TASK DETAILS
Find each line below containing the word "this" and copy it.

THE INPUT
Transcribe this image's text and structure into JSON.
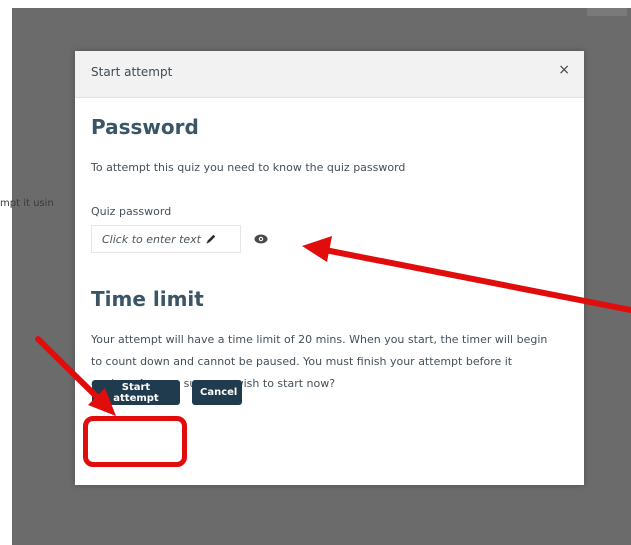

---

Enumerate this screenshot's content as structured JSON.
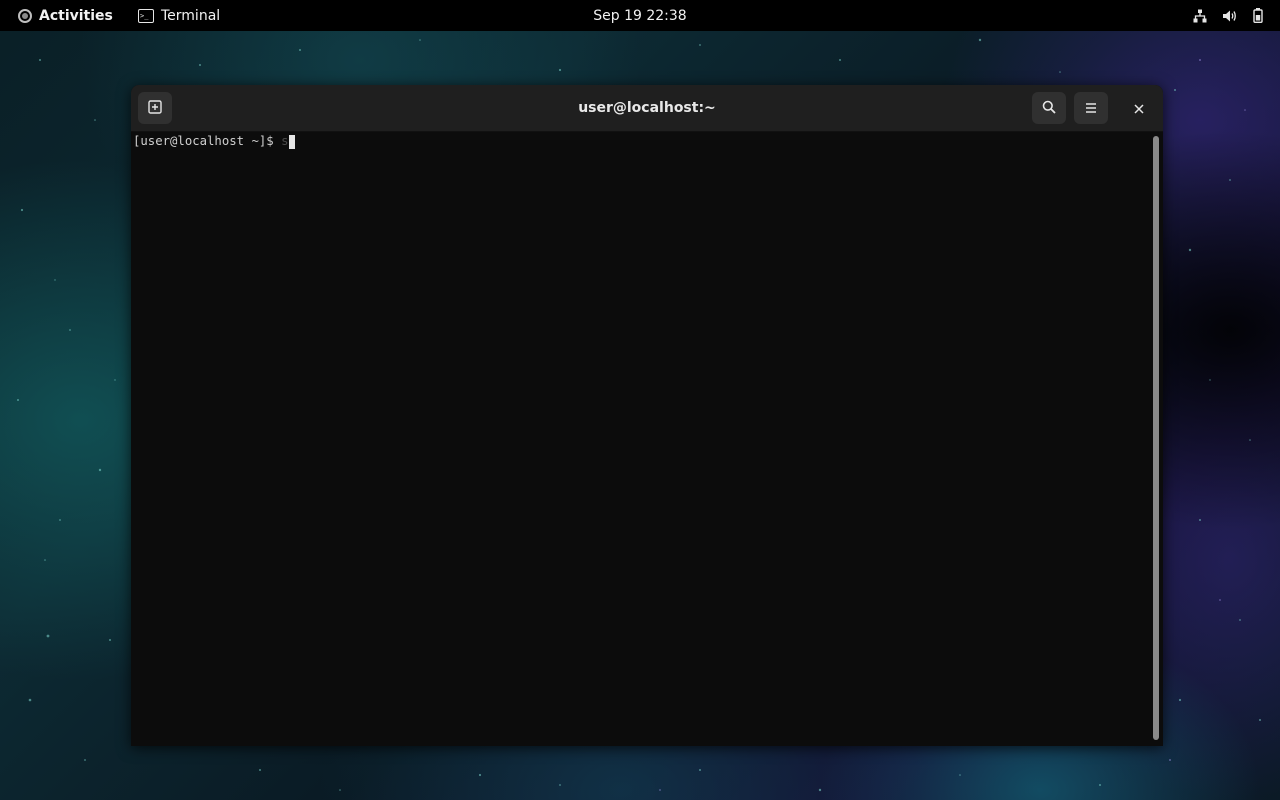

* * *

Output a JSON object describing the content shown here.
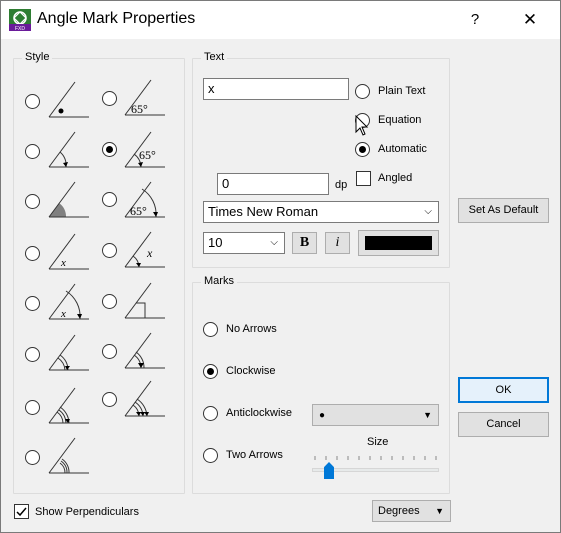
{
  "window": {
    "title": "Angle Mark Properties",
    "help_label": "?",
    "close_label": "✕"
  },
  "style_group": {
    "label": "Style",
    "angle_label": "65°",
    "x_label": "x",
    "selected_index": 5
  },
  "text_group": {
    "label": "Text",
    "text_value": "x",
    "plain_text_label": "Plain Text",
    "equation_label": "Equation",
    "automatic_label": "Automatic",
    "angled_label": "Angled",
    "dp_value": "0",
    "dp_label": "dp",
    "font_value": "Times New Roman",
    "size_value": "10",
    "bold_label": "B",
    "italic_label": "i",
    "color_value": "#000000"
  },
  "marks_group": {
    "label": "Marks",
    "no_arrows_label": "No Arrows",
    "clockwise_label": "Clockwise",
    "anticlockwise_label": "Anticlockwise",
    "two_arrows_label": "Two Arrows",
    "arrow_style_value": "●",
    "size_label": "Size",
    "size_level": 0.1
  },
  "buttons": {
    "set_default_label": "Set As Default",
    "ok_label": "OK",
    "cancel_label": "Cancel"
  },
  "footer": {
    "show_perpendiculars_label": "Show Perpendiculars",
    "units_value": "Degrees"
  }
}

THE ANSWER
Transcribe this image's text and structure into JSON.
Enumerate this screenshot's content as structured JSON.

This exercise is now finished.